U.S. District Judge Yvonne Gonzalez Rogers ruled that Apple must allow U.S. developers to direct customers to other payment options besides Apple’s in-app purchase system.
If the ruling is upheld, that means developers can provide another way of paying for an in-app purchase.
As you probably know, in-app purchases are mainly used in “freemium” games. The download is free, but gamers can make purchases while playing for in-game power ups and other enhancements.
Apple takes up to 30 percent of revenue from in-app purchases made through its system. With an alternative system, developers can take home more revenue.
This doesn’t mean that how you make app purchases will change, that will still happen through Apple’s system.
On the other counts of the lawsuit, the judge ruled in Apple’s favor including saying that Apple isn’t a monopoly.
Apple released a statement after the announcement:
Today the Court has affirmed what we’ve known all along: the App Store is not in violation of antitrust law. As the Court recognized ‘success is not illegal.’ Apple faces rigorous competition in every segment in which we do business, and we believe customers and developers choose us because our products and services are the best in the world. We remain committed to ensuring the App Store is a safe and trusted marketplace that supports a thriving developer community and more than 2.1 million U.S. jobs, and where rules apply equally to everyone.

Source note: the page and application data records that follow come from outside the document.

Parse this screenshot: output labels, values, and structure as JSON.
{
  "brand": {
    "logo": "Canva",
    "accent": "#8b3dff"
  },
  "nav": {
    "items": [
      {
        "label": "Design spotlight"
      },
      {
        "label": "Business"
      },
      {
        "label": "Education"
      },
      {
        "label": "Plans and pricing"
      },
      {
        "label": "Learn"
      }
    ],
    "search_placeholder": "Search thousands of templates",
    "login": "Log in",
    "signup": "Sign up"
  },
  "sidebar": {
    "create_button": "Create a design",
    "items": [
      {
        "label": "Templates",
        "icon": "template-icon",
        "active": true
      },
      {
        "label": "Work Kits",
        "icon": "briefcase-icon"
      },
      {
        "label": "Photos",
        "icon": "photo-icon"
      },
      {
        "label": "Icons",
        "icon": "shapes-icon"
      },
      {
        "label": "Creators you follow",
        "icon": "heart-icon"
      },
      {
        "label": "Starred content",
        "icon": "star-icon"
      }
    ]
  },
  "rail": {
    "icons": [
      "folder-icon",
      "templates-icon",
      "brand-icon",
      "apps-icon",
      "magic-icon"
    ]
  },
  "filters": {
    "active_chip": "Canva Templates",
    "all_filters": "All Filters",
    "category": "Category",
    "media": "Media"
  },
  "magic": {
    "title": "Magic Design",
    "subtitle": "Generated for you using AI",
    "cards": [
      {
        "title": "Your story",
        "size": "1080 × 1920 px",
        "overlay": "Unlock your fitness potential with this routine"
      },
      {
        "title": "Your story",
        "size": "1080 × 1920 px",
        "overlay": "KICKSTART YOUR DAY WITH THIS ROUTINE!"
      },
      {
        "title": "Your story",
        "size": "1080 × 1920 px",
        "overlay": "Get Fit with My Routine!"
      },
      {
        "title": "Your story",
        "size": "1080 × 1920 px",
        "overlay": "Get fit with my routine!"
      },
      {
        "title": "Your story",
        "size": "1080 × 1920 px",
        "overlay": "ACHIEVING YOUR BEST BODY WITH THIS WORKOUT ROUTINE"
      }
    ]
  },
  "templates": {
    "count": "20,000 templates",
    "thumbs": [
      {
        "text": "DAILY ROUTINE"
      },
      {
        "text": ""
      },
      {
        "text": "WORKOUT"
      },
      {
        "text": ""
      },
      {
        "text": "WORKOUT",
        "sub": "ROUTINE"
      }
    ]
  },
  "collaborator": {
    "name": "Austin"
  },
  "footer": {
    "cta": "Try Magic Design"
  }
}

Especially if you’re a big App Store gamer, today’s ruling may lead to less expensive in-app purchases. But in the long-term, it could very well open up consumers to more scams and junk on the App Store, tarnishing Apple’s reputation for privacy and security.